**How to complete this task**
All of the data below must be reproduced word for word, but without its images.

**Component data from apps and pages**
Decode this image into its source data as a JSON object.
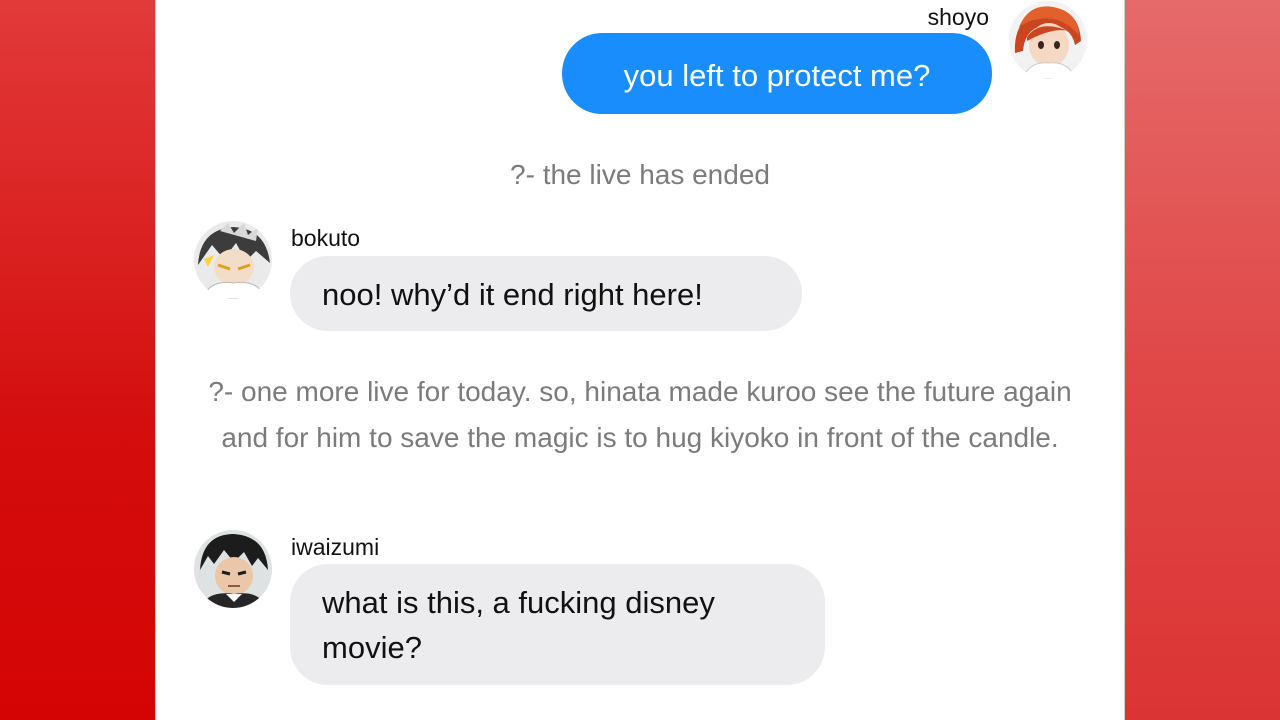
{
  "colors": {
    "outgoing_bubble": "#1a8dfc",
    "incoming_bubble": "#ececee",
    "notice_text": "#7b7b7b",
    "side_panel": "#d40d0d"
  },
  "messages": [
    {
      "sender": "shoyo",
      "avatar": "shoyo-avatar-icon",
      "text": "you left to protect me?",
      "direction": "outgoing"
    },
    {
      "notice": "?- the live has ended"
    },
    {
      "sender": "bokuto",
      "avatar": "bokuto-avatar-icon",
      "text": "noo! why’d it end right here!",
      "direction": "incoming"
    },
    {
      "notice": "?- one more live for today. so, hinata made kuroo see the future again and for him to save the magic is to hug kiyoko in front of the candle."
    },
    {
      "sender": "iwaizumi",
      "avatar": "iwaizumi-avatar-icon",
      "text": "what is this, a fucking disney movie?",
      "direction": "incoming"
    }
  ]
}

**Result for this task**
Decode this image into its source data as a JSON object.
{
  "colors": {
    "outgoing_bubble": "#1a8dfc",
    "incoming_bubble": "#ececee",
    "notice_text": "#7b7b7b",
    "side_panel": "#d40d0d"
  },
  "messages": [
    {
      "sender": "shoyo",
      "avatar": "shoyo-avatar-icon",
      "text": "you left to protect me?",
      "direction": "outgoing"
    },
    {
      "notice": "?- the live has ended"
    },
    {
      "sender": "bokuto",
      "avatar": "bokuto-avatar-icon",
      "text": "noo! why’d it end right here!",
      "direction": "incoming"
    },
    {
      "notice": "?- one more live for today. so, hinata made kuroo see the future again and for him to save the magic is to hug kiyoko in front of the candle."
    },
    {
      "sender": "iwaizumi",
      "avatar": "iwaizumi-avatar-icon",
      "text": "what is this, a fucking disney movie?",
      "direction": "incoming"
    }
  ]
}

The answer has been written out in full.